“The really important kind of freedom involves attention, and awareness, and discipline, and effort, and being able truly to care about other people and to sacrifice for them, over and over, in myriad petty little unsexy ways, every day.” David Foster Wallace
“I see it all perfectly; there are two possible situations – one can either do this or that. My honest opinion and my friendly advice is this: do it or do not do it – you will regret both.” Soren Kierkegaard
“All over the place, from the popular culture to the propaganda system, there is constant pressure to make people feel that they are helpless, that the only role they can have is to ratify decisions and to consume.” Noam Chomsky
“Don’t you know that when you offer yourselves to someone as obedient slaves, you are slaves of the one you obey.” Paul of Tarsus
Google, Facebook, Twitter, and all the rest know what you ate for breakfast. They will work hard to suggest to you a better brand. Prior to these giants, advertisers have long been working with the disciples of Skinner and Pavlov, the behaviorists who cracked the code of human behavior and used it to sell us crap.
David Foster Wallace dealt with this theme a lot. Modern advertising in our consumerist culture has overwhelmed our so-called self control. We are defenseless consumers. We are drifting in an ocean of our desires: currents trained by what we chose to like; what we chose to grow addicted to.
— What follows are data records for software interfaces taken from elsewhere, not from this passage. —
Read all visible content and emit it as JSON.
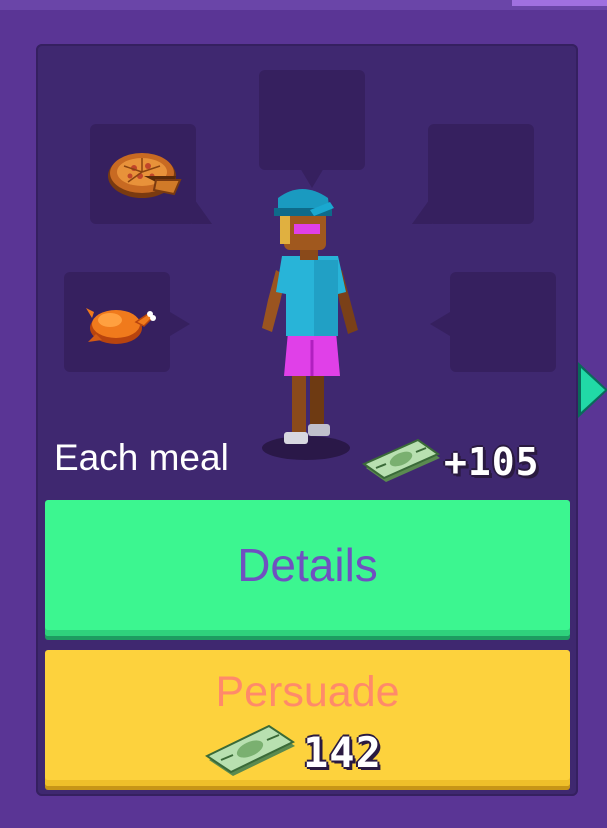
{
  "card": {
    "meal_label": "Each meal",
    "meal_reward": "+105",
    "slots": [
      {
        "position": "top-left",
        "item": "pizza-icon",
        "filled": true
      },
      {
        "position": "top-center",
        "item": "",
        "filled": false
      },
      {
        "position": "top-right",
        "item": "",
        "filled": false
      },
      {
        "position": "mid-left",
        "item": "roast-chicken-icon",
        "filled": true
      },
      {
        "position": "mid-right",
        "item": "",
        "filled": false
      }
    ]
  },
  "buttons": {
    "details_label": "Details",
    "persuade_label": "Persuade",
    "persuade_cost": "142"
  },
  "colors": {
    "details_bg": "#3cf690",
    "persuade_bg": "#fdd23d",
    "card_bg": "#3f2870",
    "arrow": "#21d9a6"
  }
}
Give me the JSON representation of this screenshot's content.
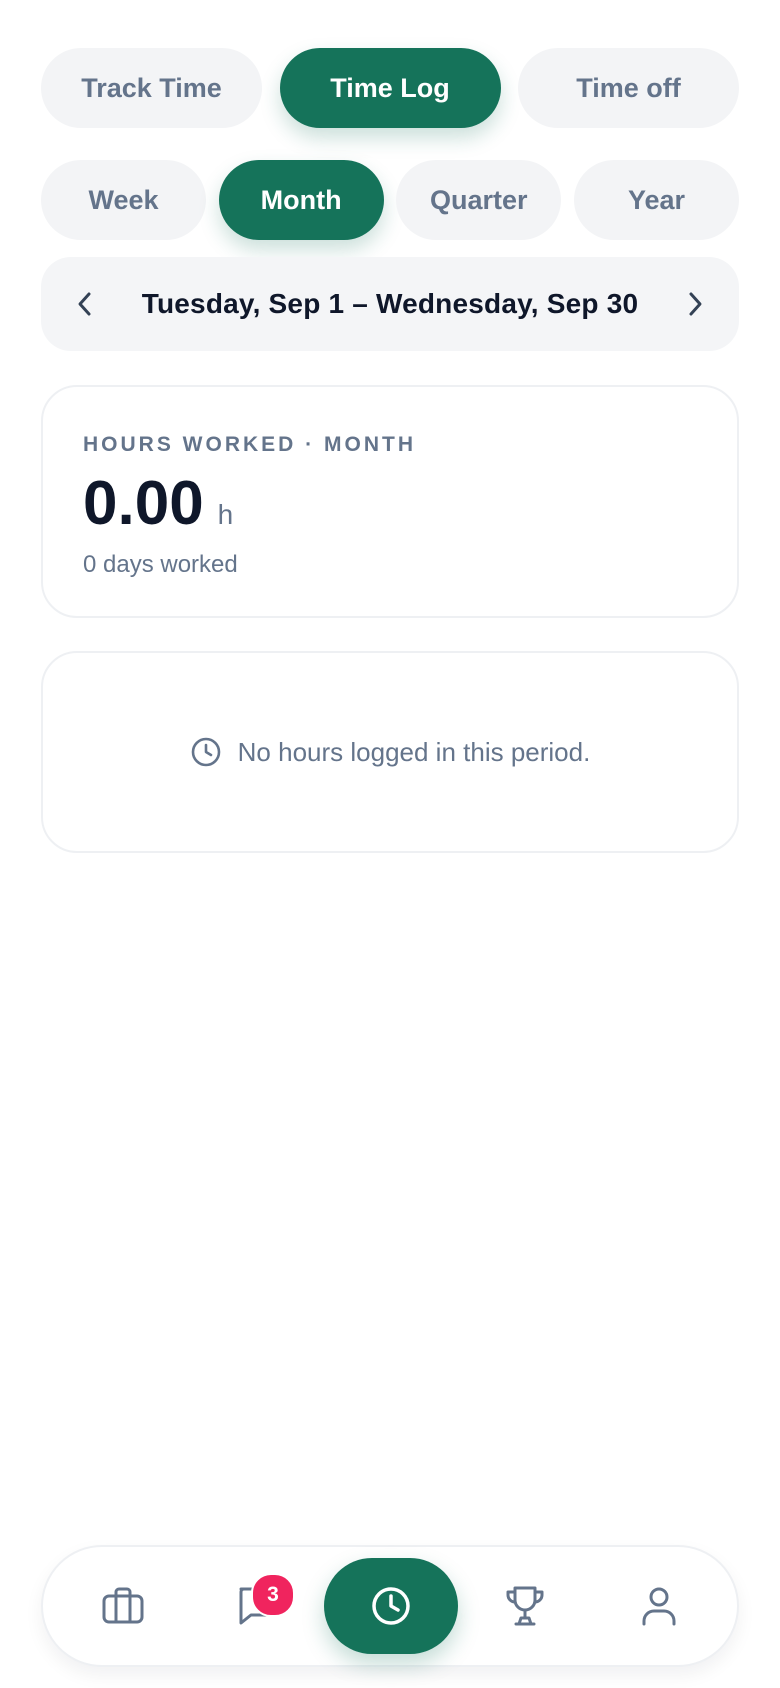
{
  "top_tabs": [
    {
      "label": "Track Time",
      "active": false
    },
    {
      "label": "Time Log",
      "active": true
    },
    {
      "label": "Time off",
      "active": false
    }
  ],
  "period_tabs": [
    {
      "label": "Week",
      "active": false
    },
    {
      "label": "Month",
      "active": true
    },
    {
      "label": "Quarter",
      "active": false
    },
    {
      "label": "Year",
      "active": false
    }
  ],
  "date_range": {
    "label": "Tuesday, Sep 1 – Wednesday, Sep 30",
    "prev_icon": "chevron-left-icon",
    "next_icon": "chevron-right-icon"
  },
  "summary": {
    "label": "HOURS WORKED · MONTH",
    "hours": "0.00",
    "unit": "h",
    "days_worked": "0 days worked"
  },
  "empty_state": {
    "icon": "clock-icon",
    "text": "No hours logged in this period."
  },
  "bottom_nav": {
    "items": [
      {
        "icon": "briefcase-icon"
      },
      {
        "icon": "chat-icon",
        "badge": "3"
      },
      {
        "icon": "clock-icon",
        "active": true
      },
      {
        "icon": "trophy-icon"
      },
      {
        "icon": "user-icon"
      }
    ]
  },
  "colors": {
    "accent": "#15735a",
    "pill_bg": "#f3f4f6",
    "muted_text": "#64748b",
    "badge": "#f0245e"
  }
}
Movies, alcohol, shopping, sex, righteous indignation, cars, houses, vacations, bohemian experiences, good old fashioned drugs, clothes, stable-measured-lives-in-the suburbs: they’ve all been packaged and sold to us. We no longer debate whether we need the things, only which things we are okay with needing and how often we give in to them.
As pointed out in the previous post, the internet has perpetuated the illusion that we are more free than before, because we have more information. This optimism brings our defenses down and makes the persuasion of consumerism more effective. But in the information age, it is information ‘on’ us, not ‘for’ us that is most prevalent and that the internet is set up to extract and maintain.
You have all experienced it. You talk to a friend, maybe on Facebook, maybe on Skype or text or even on the phone. Sometimes just in person. Lo and behold, an ad comes through your Facebook feed, pops up in your inbox. They are listening and offering you the goods and services you pine for. This is nothing new. It is just far more elegant and the tools to ensnare us, to persuade us, are yet more powerful than our so called will. Is this free will?
Consumerism is not a new phenomenon. Christians understood the fleshly desires as the snares of the Devil or the World or…well the Flesh. For historically minded Christians, the consumerist trap of modern society isn’t a Capitalist conspiracy. It isn’t a Dystopian realization of technology overwhelming human will. It’s the age old slavery to sin: albeit normalized, industrialized and boiled down to brilliant, irresistible algorithms. We’ve had a solution to this problem for millennia. The task of the modern Christian is to put this solution into action and lead, as a community to implementing that solution: like slaves escaping an evil master.
What do you want? What do you want to want? What does it matter that you can decide between ‘thing A’ or ‘thing B’ or how often you get them or where you get them. How free are you to stop wanting them?
If “free will” is simply defined as “the freedom to choose the thing you want or a different thing you want” then you are still determined by what you want: the ‘choice’ is incidental to the greater issue. What do you want? Whom do you choose to serve? If it is yourself, then you serve the desires implanted and conditioned by your society, the chemicals under your skin, the propagandizers who run your world. If you choose to serve another, all of your subordinate decisions will only be as magnificent or pathetic as the quality of the one you serve.
The internet–the great information age–does not negate this issue. You just have more information with which to decide between things that you want, between the things laid out by the master that you serve. You will serve a master. I suggest the choosing of a good master would be a more valuable use of your time and probably the only act of ‘free will’ that matters.